Michael Mayes had an inauspicious start to life in the Navy. After leaving his home of Braustone, Leicester in 1968 aged 16 to join the British Royal Navy as an aircraft mechanic, he was often told by his superiors that he was not suitable for service life and should consider leaving . Between there and other aircraft training colleges in Scotland and Wales, he had a few scrapes with the law and was lucky not to be expelled. Then something inside of him clicked, and he began to excel.
Redeployed as a mechanic to the helicopter squadron on HMS Bulwark, he was part of the flotilla which withdrew British forces from Malta in 1972. He rose to Leading Hand, lost 12 kilograms, and in 1978 became a member of the Fleet Air Arm Field Gun Crew, representing them at the Royal Tournament. By 1982, Mayes had completed several stints at sea and had risen to the rank of Petty Officer, he completed supervisor-level aircraft engineer qualifications and was drafted to HMS Royal Arthur for a leadership course. His supervisors noted on his official records that “he was an inspiration to other members.” He was eventually promoted to Chief Petty Officer invited back to Royal Arthur to work as an instructor.
His naval records show initial attainment of Joint Services mountaineering, top rope and abseiling, rock climbing and unit expedition leader qualifications, and an arctic survival course in Norway at -27 degrees centigrade. Deemed physically and mentally fit, he was then invited to attend the British Royal Marine Training School for map reading and surveillance skills. A proud navy man who was not going to be beaten by challenges offered by Bootnecks (aka Royal Marines) he completed the Marine’s infamous Endurance course, Bottom Field Challenges, and Tarzan assault course.
In his spare time he ran three marathon races achieving a best time of 2hrs 55 minutes and returned to HMS Royal Arthur base to break the long standing 5 mile cross country running record.
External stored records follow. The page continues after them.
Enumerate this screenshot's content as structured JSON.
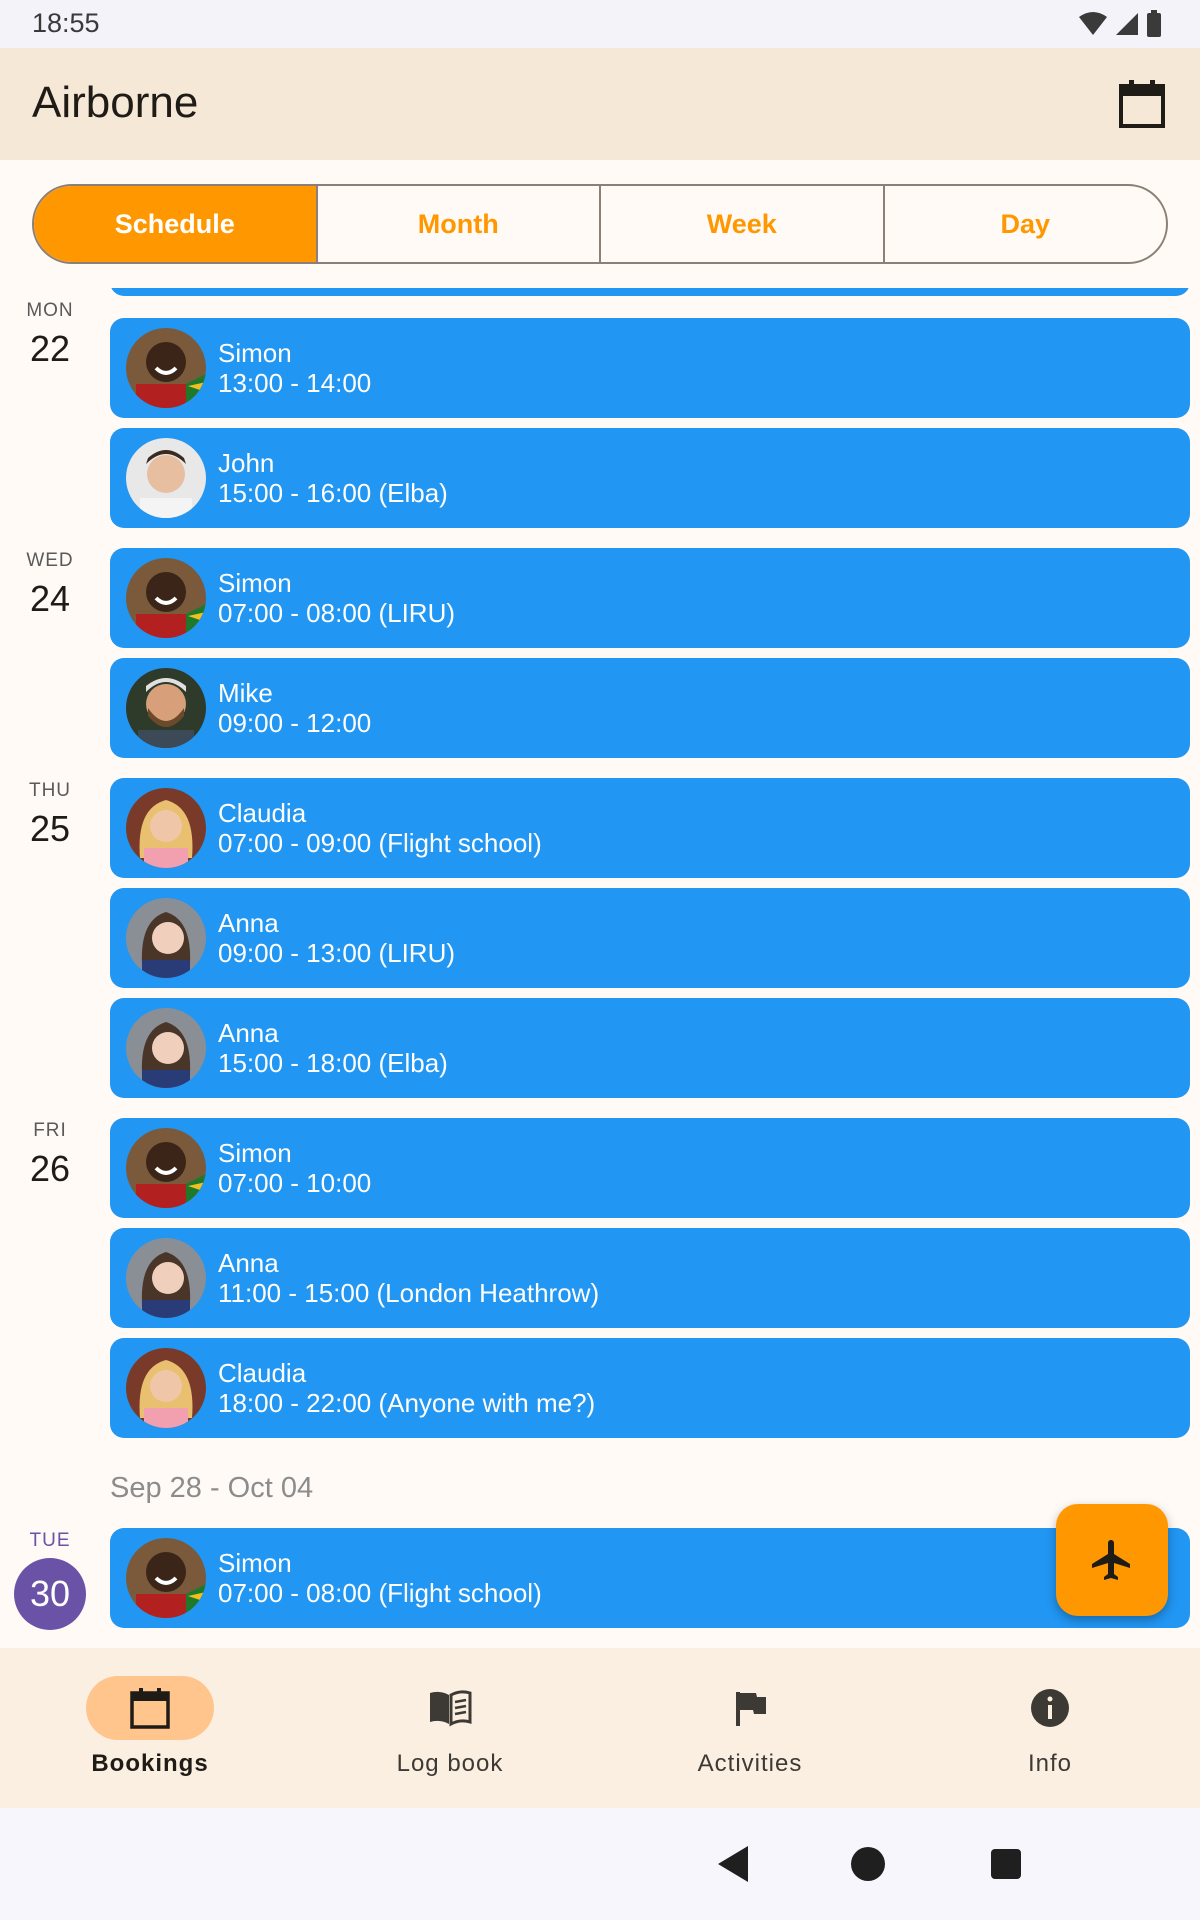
{
  "status": {
    "time": "18:55",
    "icons": [
      "wifi-icon",
      "signal-icon",
      "battery-icon"
    ]
  },
  "app": {
    "title": "Airborne",
    "action_icon": "calendar-icon"
  },
  "view_tabs": [
    {
      "label": "Schedule",
      "active": true
    },
    {
      "label": "Month",
      "active": false
    },
    {
      "label": "Week",
      "active": false
    },
    {
      "label": "Day",
      "active": false
    }
  ],
  "days": [
    {
      "dow": "MON",
      "num": "22"
    },
    {
      "dow": "WED",
      "num": "24"
    },
    {
      "dow": "THU",
      "num": "25"
    },
    {
      "dow": "FRI",
      "num": "26"
    },
    {
      "dow": "TUE",
      "num": "30",
      "today": true
    }
  ],
  "bookings": [
    {
      "name": "Simon",
      "time": "13:00 - 14:00"
    },
    {
      "name": "John",
      "time": "15:00 - 16:00 (Elba)"
    },
    {
      "name": "Simon",
      "time": "07:00 - 08:00 (LIRU)"
    },
    {
      "name": "Mike",
      "time": "09:00 - 12:00"
    },
    {
      "name": "Claudia",
      "time": "07:00 - 09:00 (Flight school)"
    },
    {
      "name": "Anna",
      "time": "09:00 - 13:00 (LIRU)"
    },
    {
      "name": "Anna",
      "time": "15:00 - 18:00 (Elba)"
    },
    {
      "name": "Simon",
      "time": "07:00 - 10:00"
    },
    {
      "name": "Anna",
      "time": "11:00 - 15:00 (London Heathrow)"
    },
    {
      "name": "Claudia",
      "time": "18:00 - 22:00 (Anyone with me?)"
    },
    {
      "name": "Simon",
      "time": "07:00 - 08:00 (Flight school)"
    }
  ],
  "week_header": "Sep 28 - Oct 04",
  "fab_icon": "airplane-icon",
  "bottom_nav": [
    {
      "label": "Bookings",
      "icon": "calendar-icon",
      "active": true
    },
    {
      "label": "Log book",
      "icon": "book-icon",
      "active": false
    },
    {
      "label": "Activities",
      "icon": "flag-icon",
      "active": false
    },
    {
      "label": "Info",
      "icon": "info-icon",
      "active": false
    }
  ],
  "colors": {
    "accent": "#ff9800",
    "card": "#2196f3",
    "today": "#6a52a7",
    "app_bar": "#f6e8d6"
  }
}
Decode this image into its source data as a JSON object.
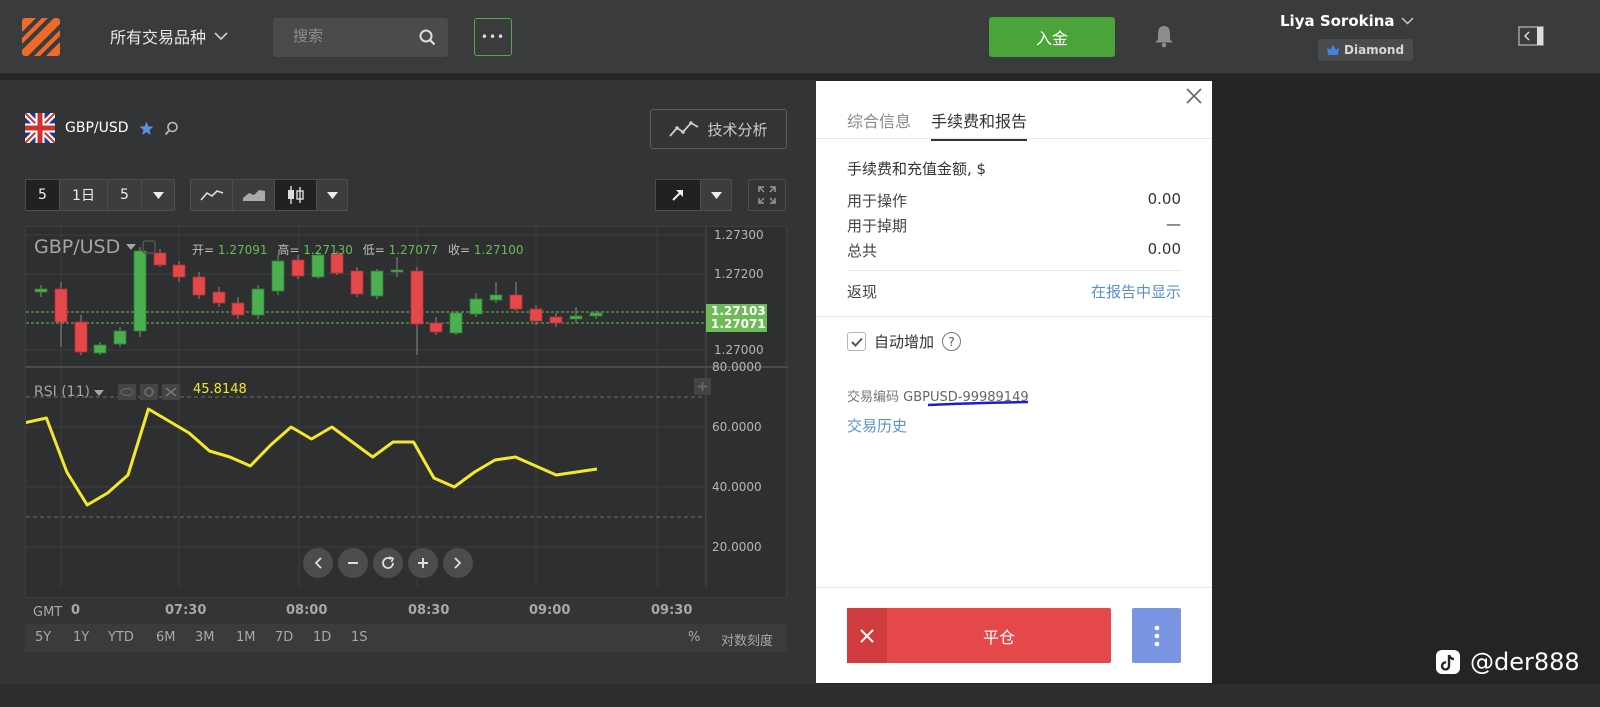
{
  "topbar": {
    "instruments_label": "所有交易品种",
    "search_placeholder": "搜索",
    "more_label": "•••",
    "deposit_label": "入金",
    "user_name": "Liya Sorokina",
    "user_level": "Diamond"
  },
  "chart_header": {
    "symbol": "GBP/USD",
    "tech_analysis_label": "技术分析"
  },
  "toolbar": {
    "period_a": "5",
    "period_b": "1日",
    "period_c": "5"
  },
  "chart": {
    "title": "GBP/USD",
    "open_label": "开=",
    "open": "1.27091",
    "high_label": "高=",
    "high": "1.27130",
    "low_label": "低=",
    "low": "1.27077",
    "close_label": "收=",
    "close": "1.27100",
    "price_ticks": [
      "1.27300",
      "1.27200",
      "1.27000"
    ],
    "price_tag_1": "1.27103",
    "price_tag_2": "1.27071",
    "rsi_title": "RSI (11)",
    "rsi_value": "45.8148",
    "rsi_ticks": [
      "80.0000",
      "60.0000",
      "40.0000",
      "20.0000"
    ],
    "gmt_label": "GMT",
    "time_ticks": [
      "0",
      "07:30",
      "08:00",
      "08:30",
      "09:00",
      "09:30"
    ],
    "ranges": [
      "5Y",
      "1Y",
      "YTD",
      "6M",
      "3M",
      "1M",
      "7D",
      "1D",
      "1S"
    ],
    "percent_label": "%",
    "log_scale_label": "对数刻度",
    "colors": {
      "up": "#4caf50",
      "down": "#e5484b",
      "rsi_line": "#f3e92a"
    }
  },
  "chart_data": {
    "type": "line",
    "title": "RSI (11)",
    "xlabel": "",
    "ylabel": "",
    "ylim": [
      0,
      100
    ],
    "x": [
      "06:58",
      "07:03",
      "07:08",
      "07:13",
      "07:18",
      "07:23",
      "07:28",
      "07:33",
      "07:38",
      "07:43",
      "07:48",
      "07:53",
      "07:58",
      "08:03",
      "08:08",
      "08:13",
      "08:18",
      "08:23",
      "08:28",
      "08:33",
      "08:38",
      "08:43",
      "08:48",
      "08:53",
      "08:58",
      "09:03",
      "09:08",
      "09:13",
      "09:18"
    ],
    "series": [
      {
        "values": [
          61.5,
          63,
          45,
          34,
          38,
          44,
          66,
          62,
          58,
          52,
          50,
          47,
          54,
          60,
          56,
          60,
          55,
          50,
          55,
          55,
          43,
          40,
          45,
          49,
          50,
          47,
          44,
          45,
          46
        ]
      }
    ]
  },
  "panel": {
    "tab_info": "综合信息",
    "tab_fees": "手续费和报告",
    "fees_title": "手续费和充值金额, $",
    "row_ops_label": "用于操作",
    "row_ops_value": "0.00",
    "row_roll_label": "用于掉期",
    "row_roll_value": "—",
    "row_total_label": "总共",
    "row_total_value": "0.00",
    "cashback_label": "返现",
    "cashback_link": "在报告中显示",
    "auto_increase_label": "自动增加",
    "trade_code_label": "交易编码",
    "trade_code": "GBPUSD-99989149",
    "history_link": "交易历史",
    "close_position_label": "平仓"
  },
  "watermark": "@der888"
}
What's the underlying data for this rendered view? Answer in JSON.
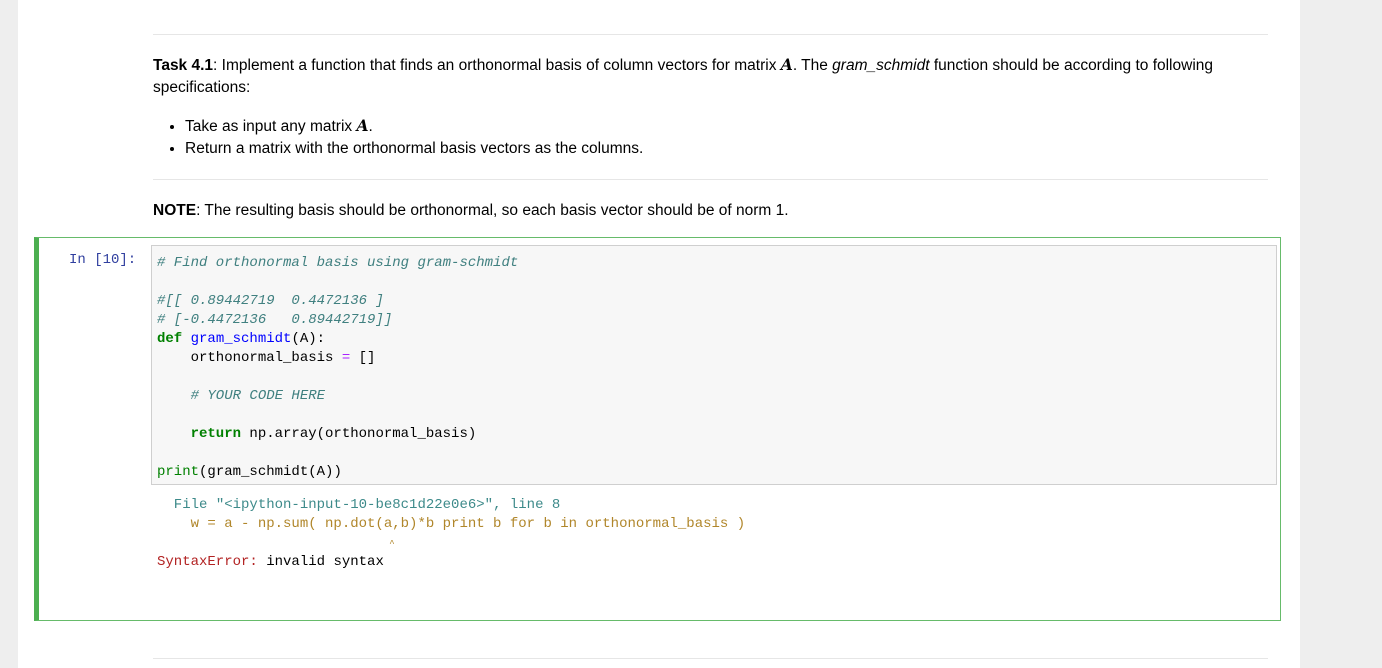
{
  "markdown": {
    "task_label": "Task 4.1",
    "task_text_1": ": Implement a function that finds an orthonormal basis of column vectors for matrix ",
    "matrix_symbol": "A",
    "task_text_2": ". The ",
    "function_name": "gram_schmidt",
    "task_text_3": " function should be according to following specifications:",
    "bullets": [
      {
        "text": "Take as input any matrix ",
        "math": "A",
        "tail": "."
      },
      {
        "text": "Return a matrix with the orthonormal basis vectors as the columns.",
        "math": "",
        "tail": ""
      }
    ],
    "note_label": "NOTE",
    "note_text": ": The resulting basis should be orthonormal, so each basis vector should be of norm 1."
  },
  "cell": {
    "prompt": "In  [10]:",
    "code": {
      "line1": "# Find orthonormal basis using gram-schmidt",
      "line2": "#[[ 0.89442719  0.4472136 ]",
      "line3": "# [-0.4472136   0.89442719]]",
      "def_kw": "def",
      "def_name": "gram_schmidt",
      "def_args": "(A):",
      "assign_var": "    orthonormal_basis ",
      "assign_op": "=",
      "assign_val": " []",
      "your_code": "    # YOUR CODE HERE",
      "return_kw": "    return",
      "return_expr": " np.array(orthonormal_basis)",
      "print_fn": "print",
      "print_args": "(gram_schmidt(A))"
    },
    "output": {
      "file_prefix": "  File ",
      "file_name": "\"<ipython-input-10-be8c1d22e0e6>\"",
      "line_info": ", line 8",
      "error_line": "    w = a - np.sum( np.dot(a,b)*b print b for b in orthonormal_basis )",
      "caret": "                                           ^",
      "error_type": "SyntaxError:",
      "error_msg": " invalid syntax"
    }
  }
}
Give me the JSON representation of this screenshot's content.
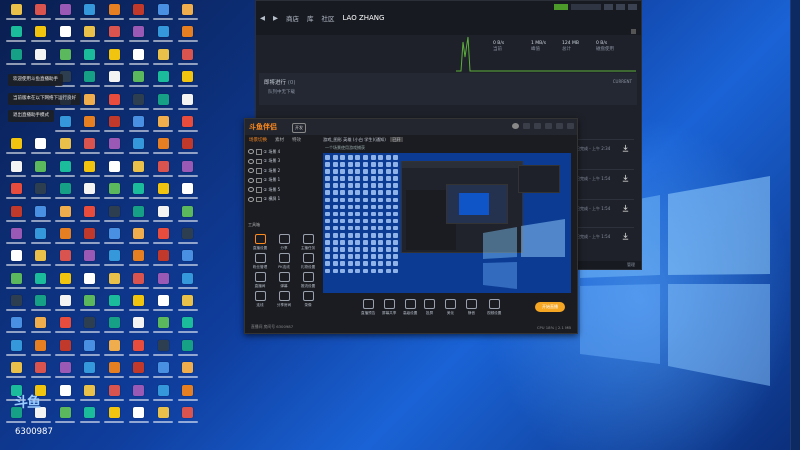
{
  "desktop": {
    "tooltips": [
      "欢迎使用斗鱼直播助手",
      "当前版本在以下网络下运行良好",
      "退出直播助手模式"
    ],
    "corner_logo_text": "斗鱼",
    "room_number": "6300987"
  },
  "steam": {
    "nav": [
      "商店",
      "库",
      "社区",
      "LAO ZHANG"
    ],
    "stats": [
      {
        "value": "0 B/s",
        "label": "当前"
      },
      {
        "value": "1 MB/s",
        "label": "峰值"
      },
      {
        "value": "124 MB",
        "label": "总计"
      },
      {
        "value": "0 B/s",
        "label": "磁盘使用"
      }
    ],
    "section_title": "即将进行",
    "section_count": "(0)",
    "section_subtitle": "队列中无下载",
    "section_right": "CURRENT",
    "rows": [
      "已完成 - 上午 2:34",
      "已完成 - 上午 1:54",
      "已完成 - 上午 1:54",
      "已完成 - 上午 1:54"
    ],
    "bottom_label": "管理"
  },
  "recorder": {
    "logo": "斗鱼伴侣",
    "badge": "开发",
    "tabs": [
      "场景切换",
      "素材",
      "特效"
    ],
    "active_tab": "场景切换",
    "header": "游戏_图形 英雄 (小白 学生)(通知)",
    "header_tag": "已开",
    "subheader": "一个场景使用游戏捕获",
    "scenes": [
      "① 场景 4",
      "① 场景 3",
      "① 场景 2",
      "① 场景 1",
      "① 场景 5",
      "① 横屏 1"
    ],
    "tools_title": "工具箱",
    "tools": [
      "直播设置",
      "分享",
      "主播任务",
      "粉丝管理",
      "PK连线",
      "礼物设置",
      "直播间",
      "弹幕",
      "推流设置",
      "连线",
      "分享房间",
      "录像"
    ],
    "toolbar": [
      "直播预告",
      "屏幕共享",
      "高级设置",
      "投屏",
      "美化",
      "静音",
      "视频设置"
    ],
    "start_button": "开始直播",
    "status_left": "直播间 房间号 6300987",
    "status_right": "CPU 18% | 2.1 MB"
  }
}
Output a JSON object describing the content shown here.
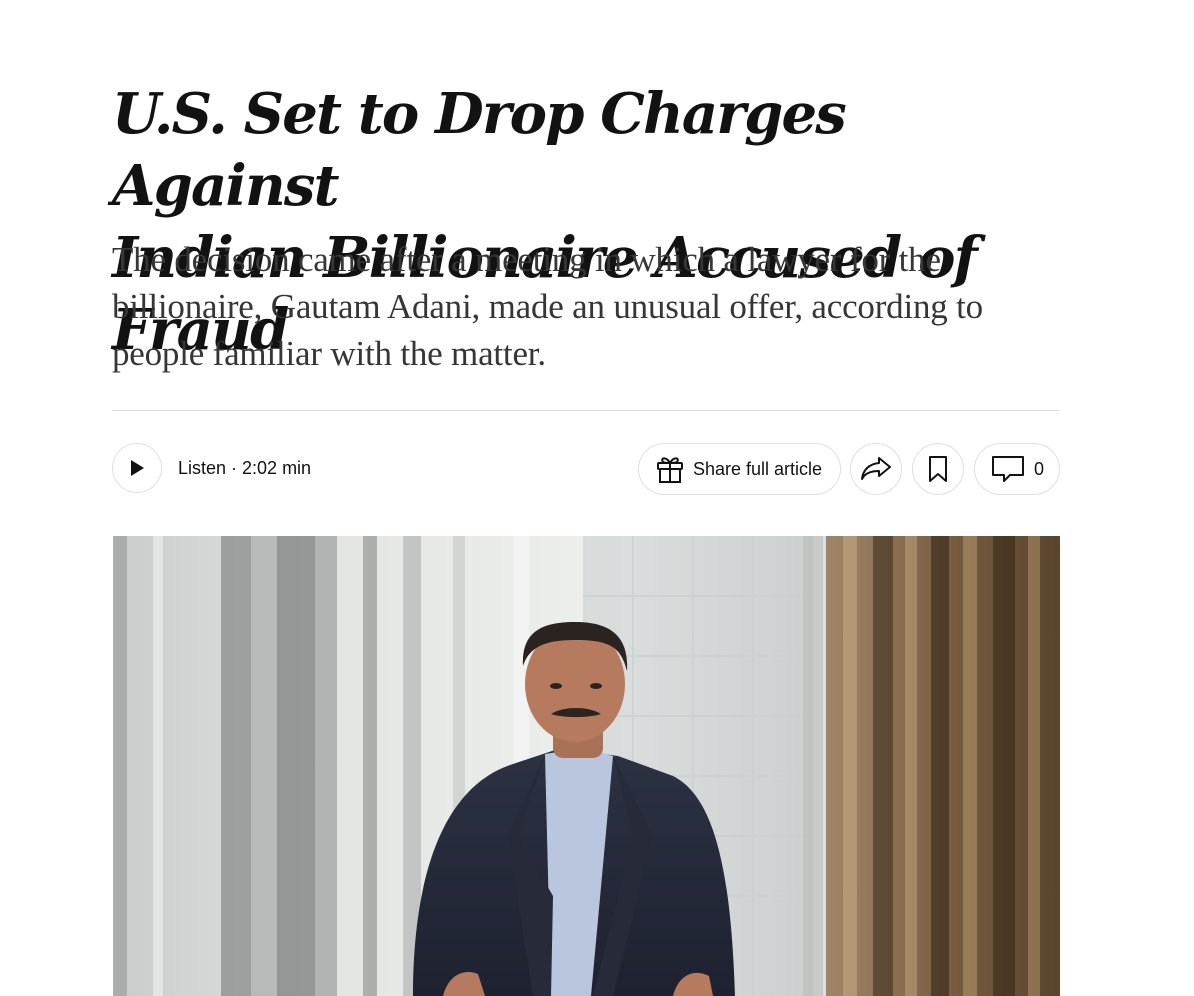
{
  "article": {
    "headline_line1": "U.S. Set to Drop Charges Against",
    "headline_line2": "Indian Billionaire Accused of Fraud",
    "summary": "The decision came after a meeting in which a lawyer for the billionaire, Gautam Adani, made an unusual offer, according to people familiar with the matter."
  },
  "toolbar": {
    "play_icon": "play-icon",
    "listen_label": "Listen · 2:02 min",
    "share_full_article_icon": "gift-icon",
    "share_full_article_label": "Share full article",
    "share_icon": "share-arrow-icon",
    "save_icon": "bookmark-icon",
    "comments_icon": "comment-bubble-icon",
    "comments_count": "0"
  },
  "colors": {
    "text": "#121212",
    "summary_text": "#363636",
    "border": "#dfdfdf"
  }
}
When pressed on where his elite training took him, Mayes will not speak.
Some training undertaken by individuals is only discussed amongst those doing the training, life in the military should stay in the military, and that is where my career shall stay.
He came to Australia in 1988 for the 75th Anniversary of the Royal Australian Navy, and his heart stayed here. In 1992 he left the Navy and was offered employment as a recruitment advisor for the Royal Navy and Royal Marines. However in 1995 a joint decision was made between him and his wife to leave the UK and immigrate, with their young daughter Alice to Australia
You will see Mayes around Circular Quay supporting front line staff as a Team Leader and attending to customer needs.
Do you reckon you are fit? He’s still in reasonable shape and although young at heart, may be a tad slower these days, hence he would rather a round of golf than an arm wrestle or 100 metre sprint.